During the evening 151st Brigade on right , 152nd on left approach their start lines. Behind them 72 Sherman and Grant tanks and 49 Crusader tanks of 9th Armored Brigade (only armored unit New Zealand Division commander Bernard Freyberg fully trusts) ready to support them. Brigadier John Currie commander of brigade is uneasy about this assault : “Sounds like another Balaclava charge” (from Crimean War when Light Cavalry Brigade Charge to Russian guns were immortalised by poems and press) he says. Behind them two armored divisions of 10th Corps. :1st and 10th Armored Divisions

As sun sets RAF Wellington , Bristol and Bleinheim bombers strike rear area of Panzer Army from north to south again , blasting supply dumps , communication centers and ammo and fuel depots. Air operations were planned on a massive scale. Once again Wellingtons would be out in force with Fleet Air Arm Albacores marking their targets. The Wellingtons were to attack the Axis armour in the northern area while medium bombers dropped some 413,000 pounds of bombs in the battle area. Night-flying Hurricanes would patrol the area and raid the Stuka base at Sidi Haneish.

British troops approach towards mark of the startline of Operation Supercharge. Troops of 9th Australian Division being relieved by them shook hands with Brits , say “Good luck mate” then retreat to rear. 151st Infantry Brigade troops made of Durham Infantry shiver in khaki uniforms. Highlanders in 152nd Brigade are better their battledress are warmer. On their backpacks each Scottish soldier wear two pieces of tape to make a makeshift St. Andrews Cross for identification in dark. At midnight British troops brew tea and wait the order to advance.

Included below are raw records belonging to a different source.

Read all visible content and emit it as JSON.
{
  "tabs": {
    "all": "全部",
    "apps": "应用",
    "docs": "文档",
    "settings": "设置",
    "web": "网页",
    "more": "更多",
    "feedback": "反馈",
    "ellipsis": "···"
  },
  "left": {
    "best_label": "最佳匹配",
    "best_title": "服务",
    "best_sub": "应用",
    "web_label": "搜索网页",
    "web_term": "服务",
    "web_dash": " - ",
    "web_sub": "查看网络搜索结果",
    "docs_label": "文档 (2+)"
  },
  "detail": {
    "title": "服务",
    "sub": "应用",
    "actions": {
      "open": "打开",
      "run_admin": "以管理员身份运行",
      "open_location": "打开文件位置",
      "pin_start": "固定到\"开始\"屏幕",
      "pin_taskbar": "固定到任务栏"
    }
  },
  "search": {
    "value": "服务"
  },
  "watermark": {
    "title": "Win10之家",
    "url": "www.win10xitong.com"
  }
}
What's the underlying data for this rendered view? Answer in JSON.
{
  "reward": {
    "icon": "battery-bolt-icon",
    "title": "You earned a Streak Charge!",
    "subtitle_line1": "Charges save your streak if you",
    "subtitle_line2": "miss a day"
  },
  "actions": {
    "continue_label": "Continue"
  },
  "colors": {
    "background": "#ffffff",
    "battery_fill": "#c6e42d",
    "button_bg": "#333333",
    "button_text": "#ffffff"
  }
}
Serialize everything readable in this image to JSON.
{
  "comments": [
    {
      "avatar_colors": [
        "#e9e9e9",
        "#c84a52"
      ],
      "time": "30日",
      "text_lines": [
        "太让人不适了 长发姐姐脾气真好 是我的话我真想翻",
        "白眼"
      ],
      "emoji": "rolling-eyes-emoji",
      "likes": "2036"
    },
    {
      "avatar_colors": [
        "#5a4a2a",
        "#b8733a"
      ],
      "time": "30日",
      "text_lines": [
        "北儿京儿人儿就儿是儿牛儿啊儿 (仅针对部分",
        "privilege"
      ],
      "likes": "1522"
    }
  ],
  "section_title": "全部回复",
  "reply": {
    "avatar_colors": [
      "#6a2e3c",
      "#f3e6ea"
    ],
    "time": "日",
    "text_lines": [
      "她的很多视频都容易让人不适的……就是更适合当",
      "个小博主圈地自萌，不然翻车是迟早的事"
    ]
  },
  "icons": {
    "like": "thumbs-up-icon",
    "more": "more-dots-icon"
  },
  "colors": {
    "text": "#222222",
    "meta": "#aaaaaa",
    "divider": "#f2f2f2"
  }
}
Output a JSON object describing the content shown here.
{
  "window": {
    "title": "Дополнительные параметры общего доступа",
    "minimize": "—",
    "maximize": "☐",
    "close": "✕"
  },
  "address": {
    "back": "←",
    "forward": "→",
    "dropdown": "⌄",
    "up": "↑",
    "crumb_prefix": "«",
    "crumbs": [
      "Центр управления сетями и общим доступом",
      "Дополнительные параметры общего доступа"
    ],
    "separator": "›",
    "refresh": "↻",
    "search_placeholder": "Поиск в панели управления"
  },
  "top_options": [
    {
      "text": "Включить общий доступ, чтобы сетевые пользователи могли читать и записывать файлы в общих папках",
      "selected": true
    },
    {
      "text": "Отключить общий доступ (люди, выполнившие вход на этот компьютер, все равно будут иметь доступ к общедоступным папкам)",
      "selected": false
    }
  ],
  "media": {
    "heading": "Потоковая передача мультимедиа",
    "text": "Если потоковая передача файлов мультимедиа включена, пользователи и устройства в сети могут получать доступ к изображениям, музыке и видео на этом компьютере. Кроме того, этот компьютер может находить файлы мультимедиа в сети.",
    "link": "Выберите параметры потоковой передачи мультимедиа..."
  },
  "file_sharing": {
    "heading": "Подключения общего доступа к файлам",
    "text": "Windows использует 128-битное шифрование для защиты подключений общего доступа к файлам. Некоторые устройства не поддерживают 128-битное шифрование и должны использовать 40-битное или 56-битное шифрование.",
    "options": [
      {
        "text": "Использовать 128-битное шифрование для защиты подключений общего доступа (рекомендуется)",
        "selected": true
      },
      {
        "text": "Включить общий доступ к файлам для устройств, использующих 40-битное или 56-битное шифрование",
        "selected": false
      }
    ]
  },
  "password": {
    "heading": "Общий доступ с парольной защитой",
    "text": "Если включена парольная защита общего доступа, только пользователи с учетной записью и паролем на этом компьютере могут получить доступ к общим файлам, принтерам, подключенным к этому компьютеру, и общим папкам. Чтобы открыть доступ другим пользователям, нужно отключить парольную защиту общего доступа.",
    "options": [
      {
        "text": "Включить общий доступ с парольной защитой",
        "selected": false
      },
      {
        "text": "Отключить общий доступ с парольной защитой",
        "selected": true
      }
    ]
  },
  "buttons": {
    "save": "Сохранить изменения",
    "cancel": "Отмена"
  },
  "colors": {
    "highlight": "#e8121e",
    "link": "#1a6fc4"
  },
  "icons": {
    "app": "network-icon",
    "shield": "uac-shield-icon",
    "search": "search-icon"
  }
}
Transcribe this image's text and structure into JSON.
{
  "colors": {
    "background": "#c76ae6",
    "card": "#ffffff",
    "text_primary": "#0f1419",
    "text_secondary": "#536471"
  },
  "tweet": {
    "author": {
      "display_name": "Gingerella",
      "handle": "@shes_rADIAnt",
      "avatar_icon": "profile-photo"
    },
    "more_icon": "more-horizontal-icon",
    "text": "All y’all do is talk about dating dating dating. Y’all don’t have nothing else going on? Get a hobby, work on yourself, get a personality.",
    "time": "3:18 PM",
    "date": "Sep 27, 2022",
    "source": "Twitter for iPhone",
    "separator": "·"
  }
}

Montgomery sends a message to London and an anxious Churchill/Alan Brooke duo: “A real hard and a very bloody fight has gone on now for eight days. It was a terrific party and a complate slogging match made all more difficult since entire area is just one enormous minefield. I have managed to keep initiative throughout and Rommel complately had to dance in my tune for now. His counter attacks were handled without difficulty. I think he is ripe now for a real hard blow now which might topple him out of his perch. It is going in tonight and I am putting everything on to it”